The Cork South Central TD is a long-time critic of opinion polls, arguing there is "something going on" with polling in every country. He argues it is "on the ground" that politicians can get a real feel for where the country is and people are not ready for another election yet.
"I keep my finger on the pulse and feet on the ground. That work is ongoing. I do it over five years.
"I find it very helpful in terms of my presentation in Leinster House. It helps me get out of the Leinster House bubble to keep in touch with real people."
But he added: "One could argue one will always be ready and one will never be ready in terms of preparation for election. But if at any stage an election happens we will be ready for such. We came out of the last election with renewed vigour as a party, that's evident in terms of membership across the country.
"One of the essential characteristics of any politician is to have that part of the DNA, to be ready to respond to the unexpected and particularly the electoral unexpected. Anything can happen, you've got to be ready for it.
"That has to be hard-wired into your DNA. So the answer, in short, is yes we'll be ready."
Asked if he will make it to the Taoiseach's office after that election, he admitted its "an important one for the party".
"We're on 45 seats.

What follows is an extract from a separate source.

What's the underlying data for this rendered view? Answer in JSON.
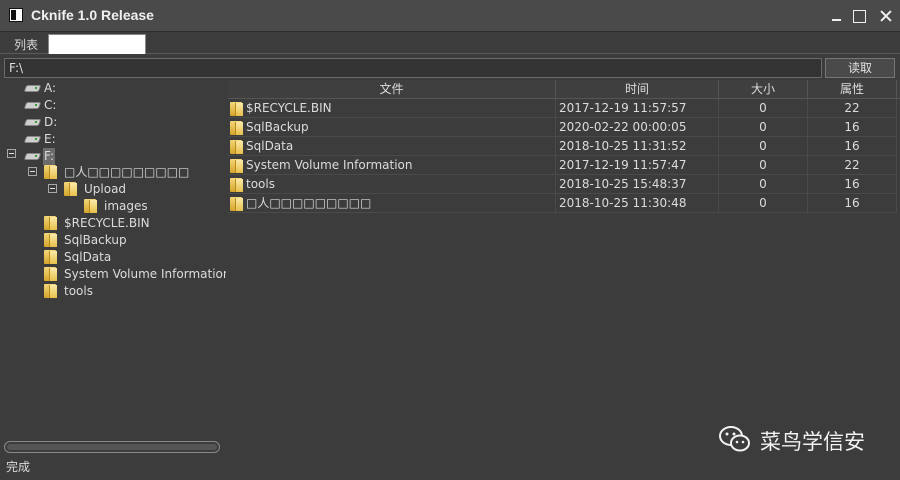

I've an ambition to raise that so that we can be of a critical mass and that we will be involved in the formation of the next government, and that we'll be leading that government," he said.
"That will put us in a position to implement the policies that we think are best attuned to the people of the country. That is the objective we have set ourselves as a party and it's one we will be pursuing."

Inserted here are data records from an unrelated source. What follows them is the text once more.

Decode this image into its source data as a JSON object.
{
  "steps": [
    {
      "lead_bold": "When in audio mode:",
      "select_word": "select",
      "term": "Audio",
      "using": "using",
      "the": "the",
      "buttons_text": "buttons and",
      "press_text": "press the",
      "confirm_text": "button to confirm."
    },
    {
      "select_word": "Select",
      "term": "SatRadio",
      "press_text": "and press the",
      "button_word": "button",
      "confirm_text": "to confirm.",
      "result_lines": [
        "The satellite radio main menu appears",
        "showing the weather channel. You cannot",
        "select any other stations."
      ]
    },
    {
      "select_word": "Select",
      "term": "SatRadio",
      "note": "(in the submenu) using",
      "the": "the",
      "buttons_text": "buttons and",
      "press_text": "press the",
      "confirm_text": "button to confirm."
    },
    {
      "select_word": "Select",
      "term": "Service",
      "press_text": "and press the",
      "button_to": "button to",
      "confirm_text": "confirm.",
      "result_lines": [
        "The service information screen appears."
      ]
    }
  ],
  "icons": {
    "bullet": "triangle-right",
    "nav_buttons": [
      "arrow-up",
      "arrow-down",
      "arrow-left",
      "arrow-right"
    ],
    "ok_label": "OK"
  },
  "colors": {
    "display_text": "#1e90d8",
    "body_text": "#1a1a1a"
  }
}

In the meantime, he intends to take the battle to Mr Varadkar.
"In the Dáil we will be forceful and holding the Government to account. But we will be coming up with ideas too," he said.

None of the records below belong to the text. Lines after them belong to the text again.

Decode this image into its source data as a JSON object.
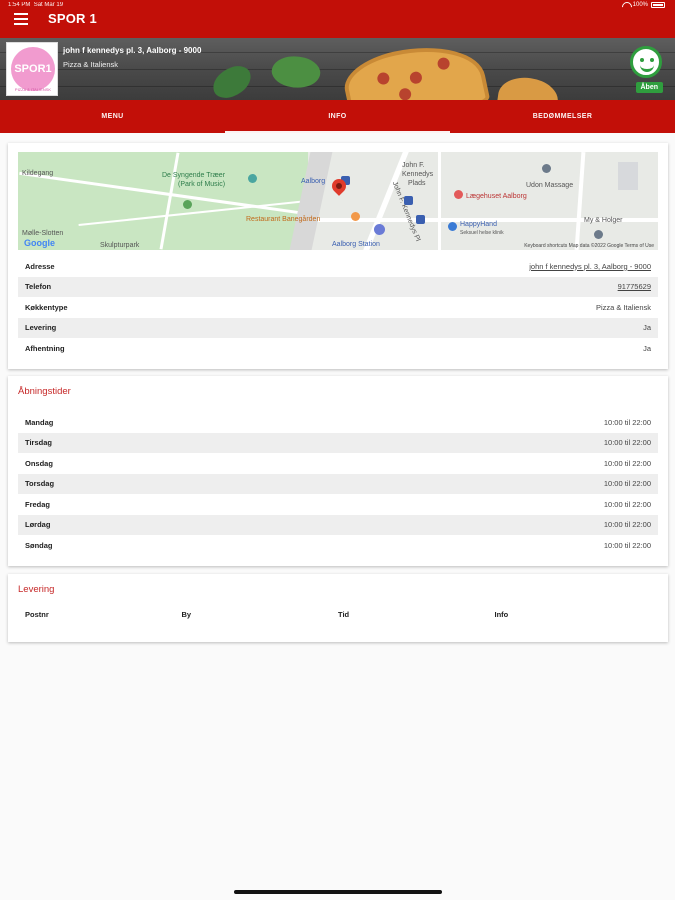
{
  "status_bar": {
    "time": "1:54 PM",
    "date": "Sat Mar 19",
    "battery": "100%"
  },
  "header": {
    "title": "SPOR 1"
  },
  "restaurant": {
    "logo_text": "SPOR1",
    "logo_sub": "PIZZA & ITALIENSK",
    "name": "john f kennedys pl. 3, Aalborg - 9000",
    "type": "Pizza & Italiensk",
    "status": "Åben"
  },
  "tabs": [
    {
      "label": "MENU",
      "active": false
    },
    {
      "label": "INFO",
      "active": true
    },
    {
      "label": "BEDØMMELSER",
      "active": false
    }
  ],
  "map": {
    "labels": {
      "kildegang": "Kildegang",
      "syngende_traer": "De Syngende Træer",
      "park_of_music": "(Park of Music)",
      "aalborg": "Aalborg",
      "jfk_plads_1": "John F.",
      "jfk_plads_2": "Kennedys",
      "jfk_plads_3": "Plads",
      "jfk_street": "John F. Kennedys Pl",
      "udon": "Udon Massage",
      "laegehuset": "Lægehuset Aalborg",
      "happyhand_1": "HappyHand",
      "happyhand_2": "Seksuel helse klinik",
      "banegaarden": "Restaurant Banegården",
      "station": "Aalborg Station",
      "my_holger": "My & Holger",
      "molleslotten": "Mølle-Slotten",
      "skulpturpark": "Skulpturpark",
      "google": "Google",
      "footer": "Keyboard shortcuts   Map data ©2022 Google   Terms of Use"
    }
  },
  "info": [
    {
      "label": "Adresse",
      "value": "john f kennedys pl. 3, Aalborg - 9000",
      "link": true
    },
    {
      "label": "Telefon",
      "value": "91775629",
      "link": true
    },
    {
      "label": "Køkkentype",
      "value": "Pizza & Italiensk",
      "link": false
    },
    {
      "label": "Levering",
      "value": "Ja",
      "link": false
    },
    {
      "label": "Afhentning",
      "value": "Ja",
      "link": false
    }
  ],
  "opening_hours": {
    "title": "Åbningstider",
    "days": [
      {
        "day": "Mandag",
        "hours": "10:00 til 22:00"
      },
      {
        "day": "Tirsdag",
        "hours": "10:00 til 22:00"
      },
      {
        "day": "Onsdag",
        "hours": "10:00 til 22:00"
      },
      {
        "day": "Torsdag",
        "hours": "10:00 til 22:00"
      },
      {
        "day": "Fredag",
        "hours": "10:00 til 22:00"
      },
      {
        "day": "Lørdag",
        "hours": "10:00 til 22:00"
      },
      {
        "day": "Søndag",
        "hours": "10:00 til 22:00"
      }
    ]
  },
  "delivery": {
    "title": "Levering",
    "columns": [
      "Postnr",
      "By",
      "Tid",
      "Info"
    ]
  },
  "colors": {
    "brand": "#c20f08",
    "open": "#2f9e3e",
    "section_title": "#c62828"
  }
}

"There have been criticisms of poor legislative output from this Dáil. I would argue that's predominantly the Government's fault."
During his meeting with Mr Varadkar, he named seven bills that could be progressed if the two parties work together. These include legislation relating to institutes of technology, the sale of alcohol, affordable childcare, zero hours contracts, school admissions, mental health and mortgage rates.
Mr Varadkar has committed to working on these and to paying particular attention to the areas of mental health and education.
"There's practical things that could happen that would give a sense of commitment to the content for the Programme for Government," Mr Martin said.
So what kind of leader does he believe Mr Varadkar will make?
"It remains to be seen. I think he was listening a lot. I'm not sure he's on a certain pathway yet.
"I get the sense of a pragmatic approach and from what I could judge at that meeting a sense of willing to engage. He will be different from Enda Kenny in many respects," he said.
"But I think fundamentally it remains to be seen how he will rise to the challenge and adapt to the political realities of being Taoiseach."